P. 1. Add.: Secretary. Scaled. Endd.
15 Dec. 1545. Sir Henry Penago to Cromwell.
R. O. I send you a present of 300 wardens. I am not able to do the King such service as I would. Aynesford, Kent, 15 Dec.
Hol., p. 1. Add.: Secretary.
15 Dec. 1546. Eliz. Ryprose, Abbess of Romesey, to Cromwell.
R. O. I have received your second letters, and am sorry I cannot fulfil your request, for my grant is passed under my seal for the term of my life, as is known to master Stafforton. Romesey, 15 Dec.
Hol., p. 1. Add.: Secretary. Endd.
15 Dec. 1547. Nicolas de la Chesnaye to Cromwell.
R. O. Has left his man in England to urge his suit, and to procure expedition of the letters of marque against the English, which the Admiral has asked Cromwell to cause to be given him. It has been agreed that each of the two kings ought to recompense their subjects in cases where the robbers have no goods. Was robbed in time of peace, of which he has a sentence. Begs Cromwell to do him justice, otherwise will be obliged to put the sentence in execution. Rouen, 15 Dec. Signed.
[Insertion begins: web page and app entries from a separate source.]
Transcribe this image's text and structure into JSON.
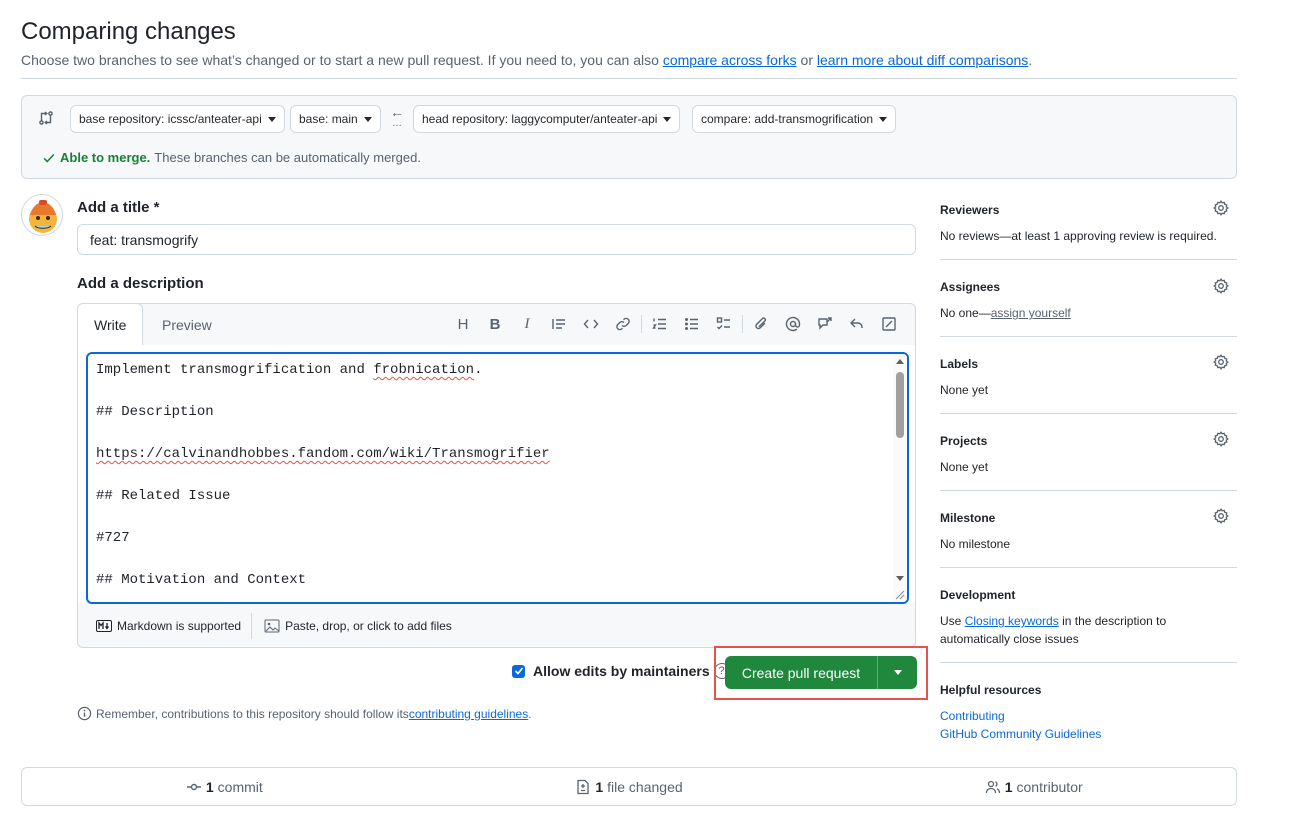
{
  "header": {
    "title": "Comparing changes",
    "subtitle_prefix": "Choose two branches to see what’s changed or to start a new pull request. If you need to, you can also ",
    "link_compare_forks": "compare across forks",
    "subtitle_or": " or ",
    "link_learn_more": "learn more about diff comparisons",
    "subtitle_end": "."
  },
  "compare": {
    "base_repository": "base repository: icssc/anteater-api",
    "base": "base: main",
    "arrow": "←",
    "arrow_dots": "…",
    "head_repository": "head repository: laggycomputer/anteater-api",
    "compare_branch": "compare: add-transmogrification",
    "merge_ok": "Able to merge.",
    "merge_text": "These branches can be automatically merged."
  },
  "form": {
    "title_label": "Add a title *",
    "title_value": "feat: transmogrify",
    "description_label": "Add a description",
    "tab_write": "Write",
    "tab_preview": "Preview",
    "toolbar_heading_glyph": "H",
    "toolbar_bold_glyph": "B",
    "toolbar_italic_glyph": "I",
    "body_lines": [
      {
        "plain": "Implement transmogrification and ",
        "squig": "frobnication",
        "rest": "."
      },
      {
        "plain": "## Description"
      },
      {
        "squig": "https://calvinandhobbes.fandom.com/wiki/Transmogrifier"
      },
      {
        "plain": "## Related Issue"
      },
      {
        "plain": "#727"
      },
      {
        "plain": "## Motivation and Context"
      }
    ],
    "markdown_supported": "Markdown is supported",
    "attach_files": "Paste, drop, or click to add files",
    "allow_edits": "Allow edits by maintainers",
    "help_glyph": "?",
    "create_button": "Create pull request",
    "remember_prefix": "Remember, contributions to this repository should follow its ",
    "remember_link": "contributing guidelines",
    "remember_end": "."
  },
  "sidebar": {
    "reviewers_title": "Reviewers",
    "reviewers_text": "No reviews—at least 1 approving review is required.",
    "assignees_title": "Assignees",
    "assignees_text": "No one—",
    "assignees_link": "assign yourself",
    "labels_title": "Labels",
    "labels_text": "None yet",
    "projects_title": "Projects",
    "projects_text": "None yet",
    "milestone_title": "Milestone",
    "milestone_text": "No milestone",
    "development_title": "Development",
    "development_prefix": "Use ",
    "development_link": "Closing keywords",
    "development_suffix": " in the description to",
    "development_line2": "automatically close issues",
    "helpful_title": "Helpful resources",
    "helpful_links": [
      "Contributing",
      "GitHub Community Guidelines"
    ]
  },
  "summary": {
    "commits_count": "1",
    "commits_label": "commit",
    "files_count": "1",
    "files_label": "file changed",
    "contributors_count": "1",
    "contributors_label": "contributor"
  },
  "colors": {
    "accent": "#0969da",
    "success": "#1a7f37",
    "button_green": "#1f883d",
    "highlight_red": "#e5534b"
  }
}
Fr., p. 1. Add.: Mr. Thomas Cremouel, notere et secretere de, &c. le roy dAngleterre. Endd.


  • 1. Sir Christopher Garneys.
  • 2. Cromwell.